My Fight With Confidence

My Fight With Confidence

It all started in middle school, a normal age for teenagers to have feelings about themselves.

I would look at the lives of my classmates and wonder why I couldn’t have a life like them. I would watch my mother put on her makeup every morning and think to myself “I can’t wait to do that.” So I can be as beautiful as her.

I would watch the boys drool over my sister and think “Why can’t the boys look at me that way?” I would watch every boy I ever felt any attraction to turn me down and run to someone prettier. “Is it my hair?” “Is it my body?” “Is it the way I dress?” I would ask myself.

“Maybe I need to show more skin, or maybe I need to show less.”

I doubted who I was, who I was becoming, or who I could be.

When transiting to high school, I noticed that many students were living different lives and I realized that I was one of those students. It’s no secret today that I was living in a homeless shelter, at school I was able to be someone I wasn’t, anything to help boost my confidence. Growing up I was always the outcast so for once I just wanted to fit in, no matter what the cost was, I paid for it.

Honestly, trying to fit in just made it worse. The littlest things would shoot my confidence down again, and suddenly I was back at square one. I saw so much sadness when I looked at myself in the mirror, I wasn’t happy with the way I looked. I wanted to be prettier, skinnier, and happier.

I thought maybe I needed to lose weight, I would purge to get rid of the food I ate. Thankfully, I realized that it was unhealthy and stopped before it got serious. It wasn’t just confidence on the outside; it was confidence within. I was afraid to be my true self because I wanted people to notice me. Being myself never worked in middle school, I was invisible.

Many people thought I was someone confident with herself, outspoken and bubbly, but it was all an act, I think I deserve an Oscar for how much of an act I put up in high school.
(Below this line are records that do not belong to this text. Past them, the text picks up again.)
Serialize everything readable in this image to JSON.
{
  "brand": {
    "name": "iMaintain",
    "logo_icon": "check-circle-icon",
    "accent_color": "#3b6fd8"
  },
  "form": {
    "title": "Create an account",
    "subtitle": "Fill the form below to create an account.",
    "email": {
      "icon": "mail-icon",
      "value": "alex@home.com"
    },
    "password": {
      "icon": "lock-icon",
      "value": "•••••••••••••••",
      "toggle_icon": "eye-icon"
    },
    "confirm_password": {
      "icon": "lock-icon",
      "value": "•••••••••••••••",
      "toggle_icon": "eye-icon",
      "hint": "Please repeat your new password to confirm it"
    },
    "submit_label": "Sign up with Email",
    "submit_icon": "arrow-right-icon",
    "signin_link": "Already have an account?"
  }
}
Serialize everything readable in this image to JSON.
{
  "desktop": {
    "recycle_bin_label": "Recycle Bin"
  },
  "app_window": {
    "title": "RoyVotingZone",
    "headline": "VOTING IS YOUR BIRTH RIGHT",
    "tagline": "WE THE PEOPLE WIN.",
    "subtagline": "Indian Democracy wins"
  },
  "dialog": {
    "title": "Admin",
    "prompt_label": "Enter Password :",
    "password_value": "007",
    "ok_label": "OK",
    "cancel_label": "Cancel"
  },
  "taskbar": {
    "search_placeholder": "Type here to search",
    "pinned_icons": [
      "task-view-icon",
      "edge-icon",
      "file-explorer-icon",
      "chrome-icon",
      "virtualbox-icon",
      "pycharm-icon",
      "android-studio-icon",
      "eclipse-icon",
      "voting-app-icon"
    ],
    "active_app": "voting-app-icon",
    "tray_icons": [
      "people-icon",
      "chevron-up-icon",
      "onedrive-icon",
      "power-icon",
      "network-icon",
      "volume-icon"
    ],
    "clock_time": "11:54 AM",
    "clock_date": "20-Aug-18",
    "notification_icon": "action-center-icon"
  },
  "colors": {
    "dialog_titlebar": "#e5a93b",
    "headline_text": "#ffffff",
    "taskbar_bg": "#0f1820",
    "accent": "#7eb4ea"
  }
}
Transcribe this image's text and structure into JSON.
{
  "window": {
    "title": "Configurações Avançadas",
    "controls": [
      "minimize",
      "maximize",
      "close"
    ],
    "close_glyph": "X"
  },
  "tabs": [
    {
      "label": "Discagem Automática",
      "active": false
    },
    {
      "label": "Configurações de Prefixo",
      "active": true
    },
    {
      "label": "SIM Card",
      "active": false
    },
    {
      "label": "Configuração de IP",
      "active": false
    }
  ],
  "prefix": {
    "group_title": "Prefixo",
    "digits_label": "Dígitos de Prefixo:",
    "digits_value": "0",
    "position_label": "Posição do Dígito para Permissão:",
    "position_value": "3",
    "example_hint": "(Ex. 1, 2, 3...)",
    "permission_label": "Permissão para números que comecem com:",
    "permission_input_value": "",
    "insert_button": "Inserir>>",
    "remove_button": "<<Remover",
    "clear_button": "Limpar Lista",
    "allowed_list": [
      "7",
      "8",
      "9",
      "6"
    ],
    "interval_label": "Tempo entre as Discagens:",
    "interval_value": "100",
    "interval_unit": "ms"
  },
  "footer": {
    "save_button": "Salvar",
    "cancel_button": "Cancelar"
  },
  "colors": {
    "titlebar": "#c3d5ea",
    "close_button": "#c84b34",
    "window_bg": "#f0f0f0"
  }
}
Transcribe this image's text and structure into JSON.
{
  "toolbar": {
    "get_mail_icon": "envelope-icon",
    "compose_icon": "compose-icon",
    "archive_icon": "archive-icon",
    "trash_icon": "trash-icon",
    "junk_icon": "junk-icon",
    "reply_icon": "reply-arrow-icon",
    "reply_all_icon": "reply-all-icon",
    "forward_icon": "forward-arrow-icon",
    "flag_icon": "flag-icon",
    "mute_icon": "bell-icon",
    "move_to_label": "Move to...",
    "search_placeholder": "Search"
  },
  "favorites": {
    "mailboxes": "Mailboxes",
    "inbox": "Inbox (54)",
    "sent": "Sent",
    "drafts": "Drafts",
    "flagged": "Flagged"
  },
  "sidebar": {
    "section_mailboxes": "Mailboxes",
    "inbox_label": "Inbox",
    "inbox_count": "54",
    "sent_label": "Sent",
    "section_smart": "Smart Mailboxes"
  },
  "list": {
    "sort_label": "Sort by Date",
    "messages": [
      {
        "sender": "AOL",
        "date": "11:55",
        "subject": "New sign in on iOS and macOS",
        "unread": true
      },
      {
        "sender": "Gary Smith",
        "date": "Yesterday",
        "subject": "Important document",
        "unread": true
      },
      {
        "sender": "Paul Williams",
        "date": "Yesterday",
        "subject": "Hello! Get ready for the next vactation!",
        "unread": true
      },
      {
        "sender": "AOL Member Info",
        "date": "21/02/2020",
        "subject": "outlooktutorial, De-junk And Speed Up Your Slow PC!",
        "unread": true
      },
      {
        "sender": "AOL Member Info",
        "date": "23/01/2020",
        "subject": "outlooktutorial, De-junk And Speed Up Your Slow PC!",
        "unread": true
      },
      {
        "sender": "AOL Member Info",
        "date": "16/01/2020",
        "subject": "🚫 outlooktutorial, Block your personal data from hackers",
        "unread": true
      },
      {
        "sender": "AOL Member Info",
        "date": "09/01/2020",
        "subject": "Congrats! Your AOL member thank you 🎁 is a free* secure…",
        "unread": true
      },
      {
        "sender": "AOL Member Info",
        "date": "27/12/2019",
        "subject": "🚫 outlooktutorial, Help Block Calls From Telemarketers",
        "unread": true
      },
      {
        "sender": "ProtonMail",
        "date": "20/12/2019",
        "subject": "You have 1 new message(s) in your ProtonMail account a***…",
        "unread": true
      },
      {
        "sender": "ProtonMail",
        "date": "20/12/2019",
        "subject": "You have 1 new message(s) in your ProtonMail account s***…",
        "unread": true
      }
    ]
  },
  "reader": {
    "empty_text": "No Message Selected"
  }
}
Sometimes I wish I can go back and be proud of who I was at the time instead of forcing myself to change just to be liked, but without that, I wouldn’t be who I am today.

I wasn’t aware that I was too critical of myself, I would put myself down all the time. I was naïve and fragile; I didn’t know who to speak to. I compared myself to others, which later on led to depression.

It was difficult to accept responsibility and constructive criticism, which stopped me from opportunities and prevented me from taking on new challenges. I kept pushing people away; it ruined a lot of important relationships.

I had to get to know myself and become my own best friend. I needed to feel good about myself. I spent a lot of time alone and took some time to myself. It helped me gain a better appreciation of myself.

I also had to acknowledge where I needed to change.

We all have faults; and if I didn’t recognize and acknowledge where I needed to change, it would’ve kept me stuck in a rut of poor self-esteem, which would have only gotten worse the more I tried to run from it, so I stopped running from it. I accepted things for the way they were and understood that nothing will change if I just sit and complain about life not being fair all the time. Eventually, I could find where I wanted to change, and I slowly made progress with it.

One thing I learned from this experience is that you can’t train confidence, it’s an attitude. After years of struggling to accept myself, I learned that attitude, and now I walk with it proudly.

Love yourself first, you’re not selfish for putting your needs before others. Sometimes being selfish can be the most selfless thing you can do.